Researchers took daily measurements of participants' melatonin levels, both during the camping trips and beforehand, when participants were still living the 2017 life. Melatonin is the drowsiness-inducing hormone produced by the pineal gland that helps regulate our sleep-wake cycles. Light suppresses melatonin, and darkness triggers its release, thereby helping our bodies and brains simmer down for sleep. By measuring melatonin, researchers were able to track changes in the duration and timing of participants' biological night, which is the period of time each day (or night, rather) when melatonin levels are high.  

The two-day summer camping trip changed the timing, but not the duration, of participants' biological nights, bumping up rest schedules by 1.4 hours. Ellen Stothard, who co-authored the study, added that "people who did not go camping but instead stayed in the modern environment for the weekend had later sleep and biological timing compared to those who went camping, resulting in their clocks being timed even later after the weekend."

But winter camping made participants' biological nights both occur earlier and last longer, by 2.6 hours. 

The main takeaway, according Stothard, is that "in the modern world, our clocks are timed later regardless of season, due to decreased bright light exposure during the day and increased electrical light exposure at night."

This study is part of a larger conversation about the impact of artificial light, introduced during the industrial revolution, on human sleep. Our modern-day light consumption does affect our sleep habits  — this is hardly up for debate. But, what is up for debate is how humans would sleep in a world without gadgets, or even basic overhead lamps.

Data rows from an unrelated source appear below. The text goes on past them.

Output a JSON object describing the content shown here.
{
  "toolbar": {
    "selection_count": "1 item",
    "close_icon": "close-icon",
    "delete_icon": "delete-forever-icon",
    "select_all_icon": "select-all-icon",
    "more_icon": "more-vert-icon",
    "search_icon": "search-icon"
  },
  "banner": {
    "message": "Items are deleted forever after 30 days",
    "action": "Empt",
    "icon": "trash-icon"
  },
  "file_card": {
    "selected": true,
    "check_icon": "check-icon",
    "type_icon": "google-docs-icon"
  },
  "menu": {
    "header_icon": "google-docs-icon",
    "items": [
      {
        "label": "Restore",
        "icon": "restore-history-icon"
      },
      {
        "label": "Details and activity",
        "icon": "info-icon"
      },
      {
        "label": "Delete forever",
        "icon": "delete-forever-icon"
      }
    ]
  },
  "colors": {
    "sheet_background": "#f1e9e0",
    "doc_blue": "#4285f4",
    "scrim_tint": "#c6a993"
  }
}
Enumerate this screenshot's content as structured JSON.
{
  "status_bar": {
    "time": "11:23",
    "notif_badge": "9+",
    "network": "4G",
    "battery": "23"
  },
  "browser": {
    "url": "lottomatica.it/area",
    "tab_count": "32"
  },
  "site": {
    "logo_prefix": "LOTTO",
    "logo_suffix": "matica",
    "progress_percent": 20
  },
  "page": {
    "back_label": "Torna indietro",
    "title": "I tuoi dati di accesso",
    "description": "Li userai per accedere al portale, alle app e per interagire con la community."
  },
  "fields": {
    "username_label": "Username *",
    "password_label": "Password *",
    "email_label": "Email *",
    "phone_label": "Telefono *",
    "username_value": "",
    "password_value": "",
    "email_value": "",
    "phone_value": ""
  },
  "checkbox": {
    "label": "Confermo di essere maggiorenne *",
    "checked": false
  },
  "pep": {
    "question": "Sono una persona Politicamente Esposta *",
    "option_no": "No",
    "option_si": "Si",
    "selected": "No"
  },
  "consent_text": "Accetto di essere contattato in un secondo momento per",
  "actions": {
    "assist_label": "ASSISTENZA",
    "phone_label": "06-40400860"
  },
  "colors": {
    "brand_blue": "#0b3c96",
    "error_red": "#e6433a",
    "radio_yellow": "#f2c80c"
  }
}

Some historians argue that our (roughly) eight-hour night of rest is itself a product of modernity. Without the ability to light up the night, they say, we'd sleep in two or more smaller chunks, separated by a late-night break for sex and work. But evolutionary scientists don't subscribe. While our use of technology might affect our ability to stay on schedule and get enough sleep, they say, our preference for one, long stretch of sleep evolved for good reason. Read more about the debate over "natural" rest here.